Hello beautiful friends,
“The body is as young as the spine is flexible.” ~ Ancient Yogic saying.
I hope this finds you well and in great spirits. Loving the heat here. My 'summer babe' is smiling. Continuing the Posture story, today I'd love to talk about the essence of this posture that I aspire to for all of us and then share with you some examples of how you can apply this to your daily life and the exercise that you do. "Karana" is the name I've chosen to describe the posture that I teach and the essence of this posture is right here contained in the name. Karana Posture I was blown away when I discovered the meaning of this Sanskrit word - Karana. It couldn't be more apt in so many ways – obviously containing my name and describing the work that I've spent a lifetime honing.
Karana is to "dance" and "to move in bodily postures that produce an efficient flow of energy".
This dance-like quality, the idea of free, efficient movement has been at the heart of my work around posture for years. Energy - efficiency. Ease and grace. Flow. Lightness of Being. Posture isn't just about alignment. The purpose of developing good posture is that it produces the best quality of movement and a greater sense of aliveness in the body. It will enhance every aspect of your movement in your daily life, walking, yoga, swimming and all your sports. All the six principles underlying Karana Posture contribute to creating a flow -like state and efficiency of movement which enhances the quality of life within you.
Better quality of movement = fewer injuries and greater mobility.

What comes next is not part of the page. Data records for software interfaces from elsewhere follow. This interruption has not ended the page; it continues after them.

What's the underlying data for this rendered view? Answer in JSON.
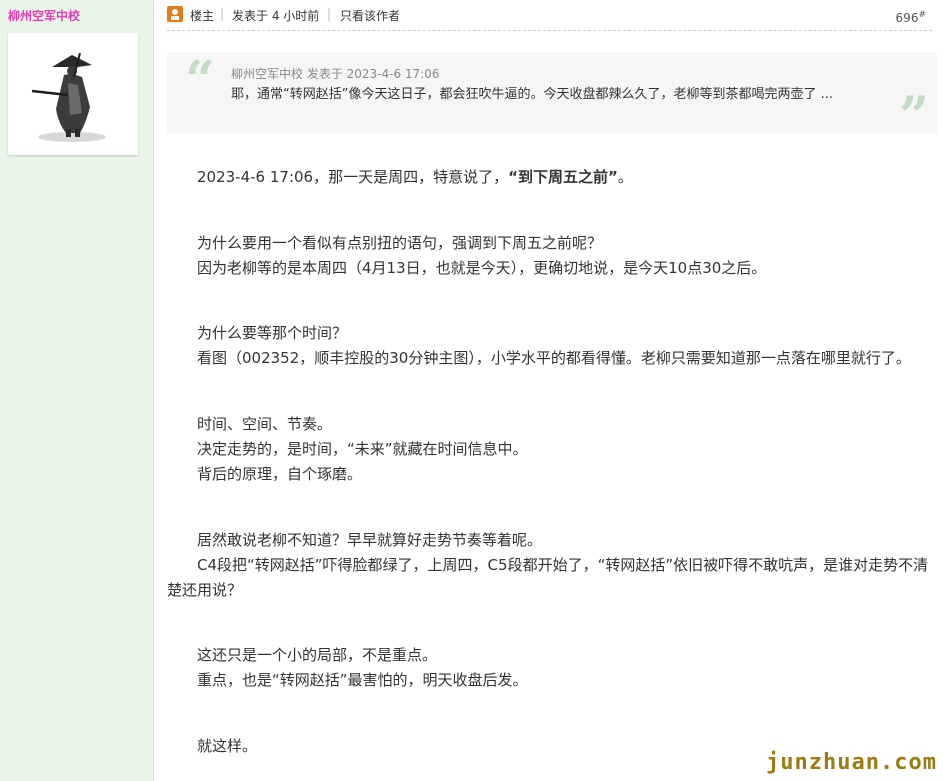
{
  "sidebar": {
    "username": "柳州空军中校",
    "avatar_icon": "samurai-avatar-icon"
  },
  "post_header": {
    "owner_icon": "floor-owner-icon",
    "owner_label": "楼主",
    "separator": "|",
    "post_time": "发表于 4 小时前",
    "author_only": "只看该作者",
    "floor_number": "696",
    "floor_suffix": "#"
  },
  "quote": {
    "meta": "柳州空军中校 发表于 2023-4-6 17:06",
    "body": "耶，通常“转网赵括”像今天这日子，都会狂吹牛逼的。今天收盘都辣么久了，老柳等到茶都喝完两壶了 ..."
  },
  "content": {
    "p1_pre": "2023-4-6 17:06，那一天是周四，特意说了，",
    "p1_bold": "“到下周五之前”",
    "p1_post": "。",
    "p2": "为什么要用一个看似有点别扭的语句，强调到下周五之前呢？",
    "p3": "因为老柳等的是本周四（4月13日，也就是今天），更确切地说，是今天10点30之后。",
    "p4": "为什么要等那个时间？",
    "p5": "看图（002352，顺丰控股的30分钟主图），小学水平的都看得懂。老柳只需要知道那一点落在哪里就行了。",
    "p6": "时间、空间、节奏。",
    "p7": "决定走势的，是时间，“未来”就藏在时间信息中。",
    "p8": "背后的原理，自个琢磨。",
    "p9": "居然敢说老柳不知道？早早就算好走势节奏等着呢。",
    "p10": "C4段把“转网赵括”吓得脸都绿了，上周四，C5段都开始了，“转网赵括”依旧被吓得不敢吭声，是谁对走势不清楚还用说？",
    "p11": "这还只是一个小的局部，不是重点。",
    "p12": "重点，也是“转网赵括”最害怕的，明天收盘后发。",
    "p13": "就这样。"
  },
  "watermark": "junzhuan.com",
  "colors": {
    "sidebar_bg": "#eaf5ea",
    "username": "#e040b0",
    "quote_bg": "#f6f6f6",
    "quote_mark": "#c4dcc4",
    "watermark": "#9a7d14"
  }
}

You probably all understand the concept of efficient movement – a job well done with the least effort and strain on the body. So why is this dance-like state so important and what does it look like? Dance and Flow Fluidity and movement is our Nature. The body contains vast amounts of fluid – up to 16 litres of blood and connective tissue gel – and the inner workings of our body are never still. The breath flows endlessly and the nervous system pulses constantly. For example, when you're holding your mug of tea and your biceps muscle is active (along with many others), the entire muscle is not contracting all at once. Neurons fire on and off and muscle fibres take turns to contract and relax over and over again to support this action. Movement is ubiquitous in life and our posture should reflect that. This means that we learn to sit, stand and move with a fluid relationship between our body, gravity and the earth, in a state of dynamic equilibrium.
"We're so used to the notion that posture is a rigid state and so used to holding ourselves against gravity or collapsing into it, that to embody fluid posture we need to regularly remind ourselves to soften and adopt a more bouyant approach." An excerpt from my book - Karana Posture.

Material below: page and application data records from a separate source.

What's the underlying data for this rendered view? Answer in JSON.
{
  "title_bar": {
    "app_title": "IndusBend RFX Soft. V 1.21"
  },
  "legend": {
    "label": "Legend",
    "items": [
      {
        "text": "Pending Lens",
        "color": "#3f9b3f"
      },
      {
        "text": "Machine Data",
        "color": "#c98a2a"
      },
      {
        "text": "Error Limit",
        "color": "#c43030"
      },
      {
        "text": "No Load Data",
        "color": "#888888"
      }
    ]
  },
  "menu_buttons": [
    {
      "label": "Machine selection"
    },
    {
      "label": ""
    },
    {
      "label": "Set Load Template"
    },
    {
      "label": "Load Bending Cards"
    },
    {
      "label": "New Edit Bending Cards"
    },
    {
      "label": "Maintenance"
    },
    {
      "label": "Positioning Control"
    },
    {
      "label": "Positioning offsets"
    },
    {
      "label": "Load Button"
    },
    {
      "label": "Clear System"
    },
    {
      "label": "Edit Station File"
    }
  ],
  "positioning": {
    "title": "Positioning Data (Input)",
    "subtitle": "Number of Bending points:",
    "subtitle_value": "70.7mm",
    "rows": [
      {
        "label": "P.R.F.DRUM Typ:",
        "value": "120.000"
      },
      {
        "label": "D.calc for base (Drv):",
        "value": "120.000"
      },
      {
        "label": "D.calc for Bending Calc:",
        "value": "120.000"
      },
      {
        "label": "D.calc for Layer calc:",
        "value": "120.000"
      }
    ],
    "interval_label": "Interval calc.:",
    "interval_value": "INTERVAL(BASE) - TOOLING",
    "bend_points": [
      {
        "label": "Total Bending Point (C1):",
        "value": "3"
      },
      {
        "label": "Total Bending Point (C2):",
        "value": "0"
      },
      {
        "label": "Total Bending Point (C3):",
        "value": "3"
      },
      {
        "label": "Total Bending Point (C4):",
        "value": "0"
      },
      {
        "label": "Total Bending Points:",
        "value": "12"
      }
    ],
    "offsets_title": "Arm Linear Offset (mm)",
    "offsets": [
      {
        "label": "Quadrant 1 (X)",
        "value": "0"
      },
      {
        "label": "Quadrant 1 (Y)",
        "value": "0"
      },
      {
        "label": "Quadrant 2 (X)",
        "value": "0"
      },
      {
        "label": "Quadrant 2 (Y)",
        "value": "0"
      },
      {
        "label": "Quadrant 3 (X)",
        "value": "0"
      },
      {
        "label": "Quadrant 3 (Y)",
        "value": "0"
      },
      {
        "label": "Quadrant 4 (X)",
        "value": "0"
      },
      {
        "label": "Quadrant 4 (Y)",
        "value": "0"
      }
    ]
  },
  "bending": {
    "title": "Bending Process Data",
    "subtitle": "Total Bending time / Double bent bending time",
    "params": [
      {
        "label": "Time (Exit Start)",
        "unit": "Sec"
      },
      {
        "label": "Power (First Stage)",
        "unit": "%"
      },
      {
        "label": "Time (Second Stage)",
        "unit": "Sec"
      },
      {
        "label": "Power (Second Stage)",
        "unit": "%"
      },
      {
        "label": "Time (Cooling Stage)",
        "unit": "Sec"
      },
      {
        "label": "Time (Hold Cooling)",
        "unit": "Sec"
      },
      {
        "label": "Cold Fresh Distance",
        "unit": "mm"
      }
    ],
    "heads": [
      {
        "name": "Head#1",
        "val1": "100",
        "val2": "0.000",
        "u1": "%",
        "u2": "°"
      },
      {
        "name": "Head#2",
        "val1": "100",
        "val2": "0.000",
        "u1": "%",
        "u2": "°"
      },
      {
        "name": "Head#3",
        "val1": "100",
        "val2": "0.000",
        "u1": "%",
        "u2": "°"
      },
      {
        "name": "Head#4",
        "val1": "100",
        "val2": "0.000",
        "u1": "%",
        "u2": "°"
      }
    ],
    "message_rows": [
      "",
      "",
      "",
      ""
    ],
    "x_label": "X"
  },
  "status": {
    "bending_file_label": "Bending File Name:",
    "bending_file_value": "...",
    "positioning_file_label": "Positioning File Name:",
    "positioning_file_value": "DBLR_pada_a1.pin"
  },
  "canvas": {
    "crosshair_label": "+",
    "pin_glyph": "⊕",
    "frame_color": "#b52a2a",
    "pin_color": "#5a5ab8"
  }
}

Some of the ways that we bring rigidity into our bodies are when we stand on one leg, lock our knees, thrust our pelvis forward and rest into our groins or slump our chest in standing or sitting. Let's Flow

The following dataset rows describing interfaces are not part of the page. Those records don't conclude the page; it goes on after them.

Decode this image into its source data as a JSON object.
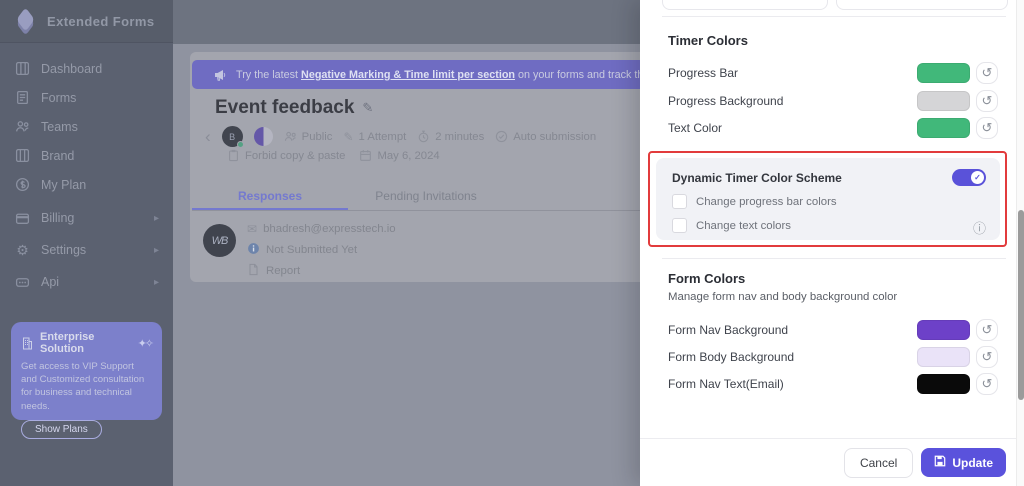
{
  "app": {
    "brand": "Extended Forms"
  },
  "icons": {
    "reset": "↺",
    "mail": "✉",
    "sparkles": "✦✧",
    "check": "✓",
    "gear": "⚙",
    "pencil": "✎",
    "chevron_left": "‹",
    "submenu_arrow": "▸",
    "info_circled": "ⓘ"
  },
  "sidebar": {
    "items": [
      {
        "label": "Dashboard",
        "icon": "dashboard-icon",
        "has_submenu": false
      },
      {
        "label": "Forms",
        "icon": "forms-icon",
        "has_submenu": false
      },
      {
        "label": "Teams",
        "icon": "teams-icon",
        "has_submenu": false
      },
      {
        "label": "Brand",
        "icon": "brand-icon",
        "has_submenu": false
      },
      {
        "label": "My Plan",
        "icon": "my-plan-icon",
        "has_submenu": false
      },
      {
        "label": "Billing",
        "icon": "billing-icon",
        "has_submenu": true
      },
      {
        "label": "Settings",
        "icon": "settings-icon",
        "has_submenu": true
      },
      {
        "label": "Api",
        "icon": "api-icon",
        "has_submenu": true
      }
    ],
    "enterprise": {
      "title": "Enterprise Solution",
      "description": "Get access to VIP Support and Customized consultation for business and technical needs.",
      "button": "Show Plans"
    }
  },
  "main": {
    "banner": {
      "prefix": "Try the latest ",
      "link": "Negative Marking & Time limit per section",
      "suffix": " on your forms and track the respo"
    },
    "title": "Event feedback",
    "meta": {
      "avatar_monogram": "B",
      "visibility": "Public",
      "attempts": "1 Attempt",
      "duration": "2 minutes",
      "submission": "Auto submission",
      "copy_paste": "Forbid copy & paste",
      "date": "May 6, 2024"
    },
    "tabs": [
      {
        "label": "Responses",
        "active": true
      },
      {
        "label": "Pending Invitations",
        "active": false
      }
    ],
    "response": {
      "monogram": "WB",
      "email": "bhadresh@expresstech.io",
      "status": "Not Submitted Yet",
      "report": "Report"
    }
  },
  "panel": {
    "timer_colors": {
      "heading": "Timer Colors",
      "rows": [
        {
          "label": "Progress Bar",
          "color": "#41b87a"
        },
        {
          "label": "Progress Background",
          "color": "#d5d5d7"
        },
        {
          "label": "Text Color",
          "color": "#41b87a"
        }
      ]
    },
    "dynamic": {
      "title": "Dynamic Timer Color Scheme",
      "enabled": true,
      "options": [
        {
          "label": "Change progress bar colors",
          "checked": false
        },
        {
          "label": "Change text colors",
          "checked": false
        }
      ]
    },
    "form_colors": {
      "heading": "Form Colors",
      "subtitle": "Manage form nav and body background color",
      "rows": [
        {
          "label": "Form Nav Background",
          "color": "#6d41c8"
        },
        {
          "label": "Form Body Background",
          "color": "#eae3f8"
        },
        {
          "label": "Form Nav Text(Email)",
          "color": "#0a0a0a"
        }
      ]
    },
    "footer": {
      "cancel": "Cancel",
      "update": "Update"
    }
  },
  "colors": {
    "accent": "#5a52d9",
    "highlight_border": "#e23b3c",
    "swatch_green": "#41b87a",
    "banner_purple": "#6f6cc2"
  }
}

Here's some tips on how to embrace your fluid nature and embody the dance: 1/ FEET: Stand with your feet apart to give your body a good base of support. You require less muscular activity when you do! And unless you're practicing balance poses remember to stand with your feet apart when exercising. The ideal distance apart is the length of one of your feet from your heel to the ball of the big toe. 2/ KNEES: Unlock your knees in standing to create a dynamic state in your lower limbs. See the blog ""The Bees Knees Of Posture Tips." This practice applies to every activity you do except when you're not weight -bearing. Keep your knees soft and responsive as you move. 3/ PELVIS: Let your pelvis oscillate. Imagine your pelvis is like a puppet on strings, supported by the abdominals and the spine. Whether standing or sitting, allow your pelvis to move subtly in space either side of the upright position. Combine this practice with softening your knees. You might also find it helps to think of lowering your tailbone a little in standing to facilitate this oscillating motion because many people have excess tension through the spine and buttocks and less activation of the abdominals and thighs. So rock your pelvis forward and backwards to interrupt the habitual tension of the lower back and buttocks. 4/ BREATH: Let the movement of the breath inspire movement within you especially your spine. Tune into your breath regularly throughout your day and allow your spine to move subtly with the inhale and exhale. Feel your shoulders relax as you exhale and your chin soften down. And let the breath be your primary focus when you're exercising. 5/ STRETCH Finally, I extend to you a challenge. We all have our inner 'nemesis', that movement or pose that we avoid, where we come up against our 'edge' and it's uncomfortable. Me, for example, my nemesis is my hamstrings. I love backbends and will choose them every time over a forward fold. So find an 'edge' that you avoid and DO THAT*! It could be a strengthening pose or a stretch. Opening your edges will foster greater ease and flow in your body. *(with comfortable discomfort as your guide or see me for a professional assessment as to why this area should be so weak or ungiving.) Karana Posture is designed to ensure that you're always in a state of flow, flux or subtle movement.
Embodying Karana Posture will make your exercise easier, help you to feel the benefits more and eventually enable you to do a lot less exercise and still maintain your mobility and vitality effortlessly. That's what I'm working on.... doing as little as possible AND staying supple, strong and vital as I age. Want to join me? I'd love to hear your comments and questions. Remember to dance your way through your day. With love and JOY,